There are two reasons why I don't use GNU/Linux: One is GNU, the other is Linux. Of these, the larger reason is GNU, and specifically the glibc part. The most recent reinforcement of this is Ulrich Drepper's inability to read the C specification.
For those not familiar with the C specification, all identifiers that start with an underscore are reserved for the implementation (see section 18.104.22.168.2). You should never use them in your own code, because your compiler is completely free to do whatever it wants with them. By convention, single underscores are used for global non-standard libc extensions and double underscores are used for compiler builtins.
You can find a number of these in existing compiler. Microsoft exposes SEH with keywords like __try. GCC provides __asm for inline assembly, ICC uses __cpuid for accessing the CPUID instruction, and so on. Clang added __block as a type specifier for their variables that are copied to the heap for use by blocks (closures).
Unfortunately, it turns out that the glibc headers use __block as a parameter name. There are several things wrong with this. One is that they use double underscores at all. By convention, these are reserved for the compiler, while single underscores are reserved for the libc. The second is that they used underscores at all in a parameter. Parameter names are not in the global scope, so they can be anything to prevent name clashes.
The result of this is that, if you use glibc, you can't also use blocks. This is a shame, because we (Etoile) were shipping a working blocks implementation six months before Apple. Well, working on *BSD and Solaris (and probably Windows, QNX and Symbian with PIPS, but not tested there). This problem means that it doesn't work on GNU/Linux.

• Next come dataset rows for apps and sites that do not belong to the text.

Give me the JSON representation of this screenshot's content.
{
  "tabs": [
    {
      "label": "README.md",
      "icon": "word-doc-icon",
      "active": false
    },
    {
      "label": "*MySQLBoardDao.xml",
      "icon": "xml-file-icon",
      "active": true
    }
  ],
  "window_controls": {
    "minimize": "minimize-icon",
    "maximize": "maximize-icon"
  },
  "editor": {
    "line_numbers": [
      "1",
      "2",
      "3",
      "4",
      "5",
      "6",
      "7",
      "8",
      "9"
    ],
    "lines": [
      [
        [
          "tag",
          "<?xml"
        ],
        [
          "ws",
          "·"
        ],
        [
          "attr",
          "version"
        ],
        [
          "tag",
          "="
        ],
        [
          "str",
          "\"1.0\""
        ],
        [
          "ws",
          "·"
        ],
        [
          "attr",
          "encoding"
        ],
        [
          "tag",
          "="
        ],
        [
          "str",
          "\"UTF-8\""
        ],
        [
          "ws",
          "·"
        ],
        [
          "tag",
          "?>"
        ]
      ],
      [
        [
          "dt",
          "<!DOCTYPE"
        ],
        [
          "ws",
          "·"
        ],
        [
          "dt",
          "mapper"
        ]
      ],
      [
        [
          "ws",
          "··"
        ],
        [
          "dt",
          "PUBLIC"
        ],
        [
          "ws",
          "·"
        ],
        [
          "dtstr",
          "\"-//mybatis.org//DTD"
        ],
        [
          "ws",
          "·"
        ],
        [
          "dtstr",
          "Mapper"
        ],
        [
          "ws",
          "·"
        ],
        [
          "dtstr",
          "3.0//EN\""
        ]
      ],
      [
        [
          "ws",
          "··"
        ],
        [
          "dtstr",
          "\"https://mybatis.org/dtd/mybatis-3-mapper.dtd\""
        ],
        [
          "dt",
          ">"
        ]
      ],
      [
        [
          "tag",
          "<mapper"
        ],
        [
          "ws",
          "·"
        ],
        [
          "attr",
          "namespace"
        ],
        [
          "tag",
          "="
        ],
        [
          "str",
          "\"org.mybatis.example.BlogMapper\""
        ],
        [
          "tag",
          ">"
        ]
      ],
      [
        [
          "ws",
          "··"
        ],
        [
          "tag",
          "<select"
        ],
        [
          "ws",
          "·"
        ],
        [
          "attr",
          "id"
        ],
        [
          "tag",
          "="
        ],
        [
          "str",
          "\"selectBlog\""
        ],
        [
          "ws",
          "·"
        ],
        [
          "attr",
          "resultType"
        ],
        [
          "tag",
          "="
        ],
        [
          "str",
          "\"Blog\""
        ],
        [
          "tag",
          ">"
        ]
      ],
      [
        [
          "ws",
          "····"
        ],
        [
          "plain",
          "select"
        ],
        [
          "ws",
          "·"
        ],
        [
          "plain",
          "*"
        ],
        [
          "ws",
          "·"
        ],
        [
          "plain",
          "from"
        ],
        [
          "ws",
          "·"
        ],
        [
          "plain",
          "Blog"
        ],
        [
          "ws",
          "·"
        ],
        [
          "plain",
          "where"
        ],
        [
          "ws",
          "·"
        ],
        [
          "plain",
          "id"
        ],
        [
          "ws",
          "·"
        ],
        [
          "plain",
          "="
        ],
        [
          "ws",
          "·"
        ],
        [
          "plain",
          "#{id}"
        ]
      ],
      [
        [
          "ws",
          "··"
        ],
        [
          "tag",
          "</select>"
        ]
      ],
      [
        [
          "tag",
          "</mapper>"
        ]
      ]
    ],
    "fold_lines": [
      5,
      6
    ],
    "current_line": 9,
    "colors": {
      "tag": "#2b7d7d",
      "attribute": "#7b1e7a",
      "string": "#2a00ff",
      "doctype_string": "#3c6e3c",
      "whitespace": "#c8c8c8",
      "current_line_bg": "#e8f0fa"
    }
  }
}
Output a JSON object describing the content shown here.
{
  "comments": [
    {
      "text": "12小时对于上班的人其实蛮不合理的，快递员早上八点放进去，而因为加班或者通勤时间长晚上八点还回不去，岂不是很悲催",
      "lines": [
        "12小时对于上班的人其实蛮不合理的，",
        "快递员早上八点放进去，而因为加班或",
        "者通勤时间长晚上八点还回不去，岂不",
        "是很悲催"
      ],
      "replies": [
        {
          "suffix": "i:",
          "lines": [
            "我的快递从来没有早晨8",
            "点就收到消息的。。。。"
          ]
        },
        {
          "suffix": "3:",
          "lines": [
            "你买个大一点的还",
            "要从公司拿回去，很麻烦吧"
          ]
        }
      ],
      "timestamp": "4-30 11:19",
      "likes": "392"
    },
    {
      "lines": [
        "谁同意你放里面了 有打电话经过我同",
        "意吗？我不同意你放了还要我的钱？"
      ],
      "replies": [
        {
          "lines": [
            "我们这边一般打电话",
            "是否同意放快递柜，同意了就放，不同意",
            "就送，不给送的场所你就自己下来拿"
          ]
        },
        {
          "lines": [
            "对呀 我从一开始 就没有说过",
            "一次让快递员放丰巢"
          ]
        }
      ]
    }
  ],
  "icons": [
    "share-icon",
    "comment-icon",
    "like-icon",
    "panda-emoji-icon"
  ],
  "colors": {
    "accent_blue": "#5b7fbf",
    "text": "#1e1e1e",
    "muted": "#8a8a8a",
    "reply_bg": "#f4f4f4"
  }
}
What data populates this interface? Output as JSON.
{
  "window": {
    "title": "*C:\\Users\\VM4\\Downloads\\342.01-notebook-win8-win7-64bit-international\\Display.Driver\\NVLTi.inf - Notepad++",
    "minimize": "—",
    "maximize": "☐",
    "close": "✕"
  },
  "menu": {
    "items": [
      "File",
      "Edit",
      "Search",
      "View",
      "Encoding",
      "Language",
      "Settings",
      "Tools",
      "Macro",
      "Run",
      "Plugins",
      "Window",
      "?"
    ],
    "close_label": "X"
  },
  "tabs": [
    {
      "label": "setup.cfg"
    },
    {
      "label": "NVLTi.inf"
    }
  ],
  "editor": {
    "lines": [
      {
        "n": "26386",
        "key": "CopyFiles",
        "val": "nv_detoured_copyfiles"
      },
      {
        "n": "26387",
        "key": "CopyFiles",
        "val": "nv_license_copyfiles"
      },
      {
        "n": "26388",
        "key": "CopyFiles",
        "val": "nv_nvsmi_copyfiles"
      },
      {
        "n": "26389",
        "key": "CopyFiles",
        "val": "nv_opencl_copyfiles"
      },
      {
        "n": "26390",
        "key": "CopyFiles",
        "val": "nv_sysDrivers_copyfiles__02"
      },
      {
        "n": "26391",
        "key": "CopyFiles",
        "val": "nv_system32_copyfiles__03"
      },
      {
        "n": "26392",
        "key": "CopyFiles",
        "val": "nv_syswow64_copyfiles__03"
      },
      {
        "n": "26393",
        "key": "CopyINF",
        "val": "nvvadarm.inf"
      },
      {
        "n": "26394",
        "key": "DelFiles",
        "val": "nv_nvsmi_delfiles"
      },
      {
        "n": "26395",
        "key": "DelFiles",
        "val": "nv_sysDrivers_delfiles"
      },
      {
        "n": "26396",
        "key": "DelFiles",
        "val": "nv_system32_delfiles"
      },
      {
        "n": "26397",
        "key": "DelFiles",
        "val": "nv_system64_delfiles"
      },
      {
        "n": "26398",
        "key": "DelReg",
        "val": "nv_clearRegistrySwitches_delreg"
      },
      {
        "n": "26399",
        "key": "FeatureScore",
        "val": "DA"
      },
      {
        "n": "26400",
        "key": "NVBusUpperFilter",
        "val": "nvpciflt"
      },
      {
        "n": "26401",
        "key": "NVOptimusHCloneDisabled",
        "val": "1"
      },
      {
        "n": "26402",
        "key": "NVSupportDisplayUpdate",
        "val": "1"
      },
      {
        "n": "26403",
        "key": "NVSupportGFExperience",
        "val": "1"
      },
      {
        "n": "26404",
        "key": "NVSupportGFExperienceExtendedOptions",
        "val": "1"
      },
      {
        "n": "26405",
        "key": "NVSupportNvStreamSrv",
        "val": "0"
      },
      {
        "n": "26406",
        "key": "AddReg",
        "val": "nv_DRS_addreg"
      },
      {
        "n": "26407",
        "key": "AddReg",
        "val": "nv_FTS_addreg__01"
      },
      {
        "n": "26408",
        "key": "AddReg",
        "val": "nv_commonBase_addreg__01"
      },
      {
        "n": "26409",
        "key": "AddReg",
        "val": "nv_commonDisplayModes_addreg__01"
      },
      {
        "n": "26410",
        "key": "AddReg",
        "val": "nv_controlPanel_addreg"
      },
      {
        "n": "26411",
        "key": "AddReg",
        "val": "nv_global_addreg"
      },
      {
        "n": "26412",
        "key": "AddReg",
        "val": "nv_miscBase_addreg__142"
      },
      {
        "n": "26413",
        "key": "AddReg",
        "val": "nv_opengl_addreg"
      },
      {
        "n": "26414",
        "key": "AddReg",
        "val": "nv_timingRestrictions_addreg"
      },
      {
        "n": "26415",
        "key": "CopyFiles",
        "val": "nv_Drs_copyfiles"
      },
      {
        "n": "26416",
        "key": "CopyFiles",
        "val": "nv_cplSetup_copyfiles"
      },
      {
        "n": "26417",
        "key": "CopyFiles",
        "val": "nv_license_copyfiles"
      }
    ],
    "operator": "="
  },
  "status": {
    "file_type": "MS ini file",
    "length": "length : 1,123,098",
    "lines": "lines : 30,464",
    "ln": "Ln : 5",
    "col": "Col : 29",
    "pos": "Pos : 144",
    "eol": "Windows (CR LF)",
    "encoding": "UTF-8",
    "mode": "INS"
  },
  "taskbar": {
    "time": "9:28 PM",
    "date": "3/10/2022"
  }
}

No problem for me. I only use platforms with libc implementations written by people who can read specs. It may be a problem for some of you, if you use a broken platform with a libc maintained by someone who'd rather salvage his ego than fix a problem, and if it is then I'm sorry for you. My suggestion is that you remember that there are other options.